■ GOAL OF THE EXERCISE
Could you write out every record below exactly, leaving the pictures out?
[RECORDS SUPPLIED Boundary: Start]
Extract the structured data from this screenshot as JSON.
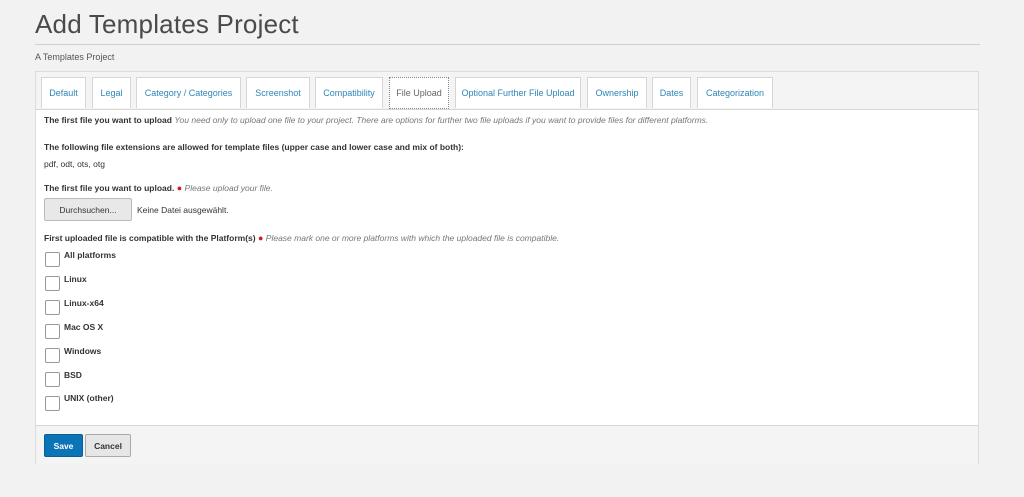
{
  "header": {
    "title": "Add Templates Project",
    "subtitle": "A Templates Project"
  },
  "tabs": [
    {
      "label": "Default"
    },
    {
      "label": "Legal"
    },
    {
      "label": "Category / Categories"
    },
    {
      "label": "Screenshot"
    },
    {
      "label": "Compatibility"
    },
    {
      "label": "File Upload"
    },
    {
      "label": "Optional Further File Upload"
    },
    {
      "label": "Ownership"
    },
    {
      "label": "Dates"
    },
    {
      "label": "Categorization"
    }
  ],
  "active_tab": "File Upload",
  "form": {
    "intro_bold": "The first file you want to upload",
    "intro_note": "You need only to upload one file to your project. There are options for further two file uploads if you want to provide files for different platforms.",
    "ext_heading": "The following file extensions are allowed for template files (upper case and lower case and mix of both):",
    "ext_list": "pdf, odt, ots, otg",
    "upload_label": "The first file you want to upload.",
    "required_marker": "●",
    "upload_hint": "Please upload your file.",
    "browse_label": "Durchsuchen...",
    "no_file_text": "Keine Datei ausgewählt.",
    "platform_label": "First uploaded file is compatible with the Platform(s)",
    "platform_hint": "Please mark one or more platforms with which the uploaded file is compatible.",
    "platforms": [
      {
        "label": "All platforms",
        "checked": false
      },
      {
        "label": "Linux",
        "checked": false
      },
      {
        "label": "Linux-x64",
        "checked": false
      },
      {
        "label": "Mac OS X",
        "checked": false
      },
      {
        "label": "Windows",
        "checked": false
      },
      {
        "label": "BSD",
        "checked": false
      },
      {
        "label": "UNIX (other)",
        "checked": false
      }
    ]
  },
  "actions": {
    "save_label": "Save",
    "cancel_label": "Cancel"
  },
  "colors": {
    "accent": "#0b74b7",
    "link": "#2d86b8",
    "required": "#c8202f"
  }
}
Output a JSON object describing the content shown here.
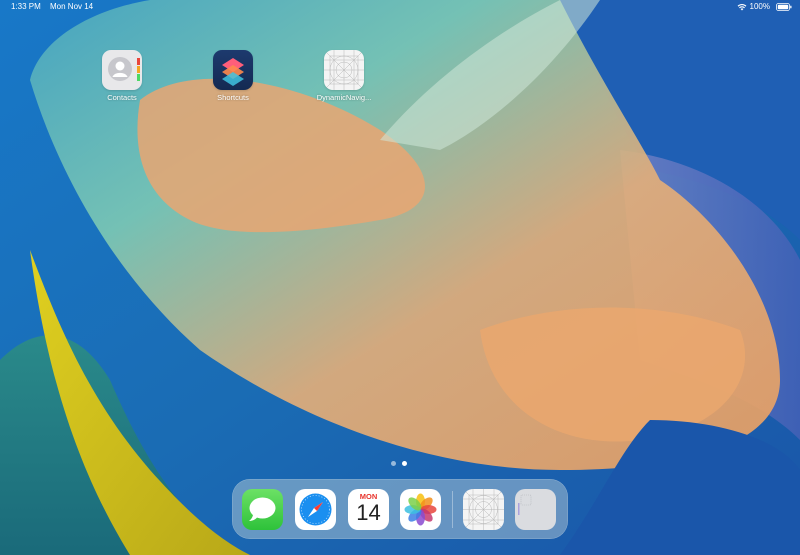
{
  "status_bar": {
    "time": "1:33 PM",
    "date": "Mon Nov 14",
    "battery": "100%",
    "wifi_icon": "wifi-icon",
    "battery_icon": "battery-icon"
  },
  "home_screen": {
    "apps": [
      {
        "label": "Contacts",
        "icon": "contacts-icon"
      },
      {
        "label": "Shortcuts",
        "icon": "shortcuts-icon"
      },
      {
        "label": "DynamicNavig...",
        "icon": "placeholder-grid-icon"
      }
    ],
    "page_count": 2,
    "current_page": 2
  },
  "dock": {
    "apps": [
      {
        "name": "Messages",
        "icon": "messages-icon"
      },
      {
        "name": "Safari",
        "icon": "safari-icon"
      },
      {
        "name": "Calendar",
        "icon": "calendar-icon",
        "month": "MON",
        "day": "14"
      },
      {
        "name": "Photos",
        "icon": "photos-icon"
      }
    ],
    "recent_apps": [
      {
        "name": "DynamicNavig...",
        "icon": "placeholder-grid-icon"
      },
      {
        "name": "App",
        "icon": "blank-app-icon"
      }
    ]
  },
  "colors": {
    "wallpaper_blue": "#1a6fb8",
    "wallpaper_teal": "#6cc4b8",
    "wallpaper_peach": "#e9a870",
    "wallpaper_yellow": "#d9c41a",
    "calendar_red": "#e8332b"
  }
}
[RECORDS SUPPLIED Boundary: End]
■ YOUR SOLUTION
Extract the structured data from this screenshot as JSON.
{
  "header": {
    "title": "Add Templates Project",
    "subtitle": "A Templates Project"
  },
  "tabs": [
    {
      "label": "Default"
    },
    {
      "label": "Legal"
    },
    {
      "label": "Category / Categories"
    },
    {
      "label": "Screenshot"
    },
    {
      "label": "Compatibility"
    },
    {
      "label": "File Upload"
    },
    {
      "label": "Optional Further File Upload"
    },
    {
      "label": "Ownership"
    },
    {
      "label": "Dates"
    },
    {
      "label": "Categorization"
    }
  ],
  "active_tab": "File Upload",
  "form": {
    "intro_bold": "The first file you want to upload",
    "intro_note": "You need only to upload one file to your project. There are options for further two file uploads if you want to provide files for different platforms.",
    "ext_heading": "The following file extensions are allowed for template files (upper case and lower case and mix of both):",
    "ext_list": "pdf, odt, ots, otg",
    "upload_label": "The first file you want to upload.",
    "required_marker": "●",
    "upload_hint": "Please upload your file.",
    "browse_label": "Durchsuchen...",
    "no_file_text": "Keine Datei ausgewählt.",
    "platform_label": "First uploaded file is compatible with the Platform(s)",
    "platform_hint": "Please mark one or more platforms with which the uploaded file is compatible.",
    "platforms": [
      {
        "label": "All platforms",
        "checked": false
      },
      {
        "label": "Linux",
        "checked": false
      },
      {
        "label": "Linux-x64",
        "checked": false
      },
      {
        "label": "Mac OS X",
        "checked": false
      },
      {
        "label": "Windows",
        "checked": false
      },
      {
        "label": "BSD",
        "checked": false
      },
      {
        "label": "UNIX (other)",
        "checked": false
      }
    ]
  },
  "actions": {
    "save_label": "Save",
    "cancel_label": "Cancel"
  },
  "colors": {
    "accent": "#0b74b7",
    "link": "#2d86b8",
    "required": "#c8202f"
  }
}
Output a JSON object describing the content shown here.
{
  "status_bar": {
    "time": "1:33 PM",
    "date": "Mon Nov 14",
    "battery": "100%",
    "wifi_icon": "wifi-icon",
    "battery_icon": "battery-icon"
  },
  "home_screen": {
    "apps": [
      {
        "label": "Contacts",
        "icon": "contacts-icon"
      },
      {
        "label": "Shortcuts",
        "icon": "shortcuts-icon"
      },
      {
        "label": "DynamicNavig...",
        "icon": "placeholder-grid-icon"
      }
    ],
    "page_count": 2,
    "current_page": 2
  },
  "dock": {
    "apps": [
      {
        "name": "Messages",
        "icon": "messages-icon"
      },
      {
        "name": "Safari",
        "icon": "safari-icon"
      },
      {
        "name": "Calendar",
        "icon": "calendar-icon",
        "month": "MON",
        "day": "14"
      },
      {
        "name": "Photos",
        "icon": "photos-icon"
      }
    ],
    "recent_apps": [
      {
        "name": "DynamicNavig...",
        "icon": "placeholder-grid-icon"
      },
      {
        "name": "App",
        "icon": "blank-app-icon"
      }
    ]
  },
  "colors": {
    "wallpaper_blue": "#1a6fb8",
    "wallpaper_teal": "#6cc4b8",
    "wallpaper_peach": "#e9a870",
    "wallpaper_yellow": "#d9c41a",
    "calendar_red": "#e8332b"
  }
}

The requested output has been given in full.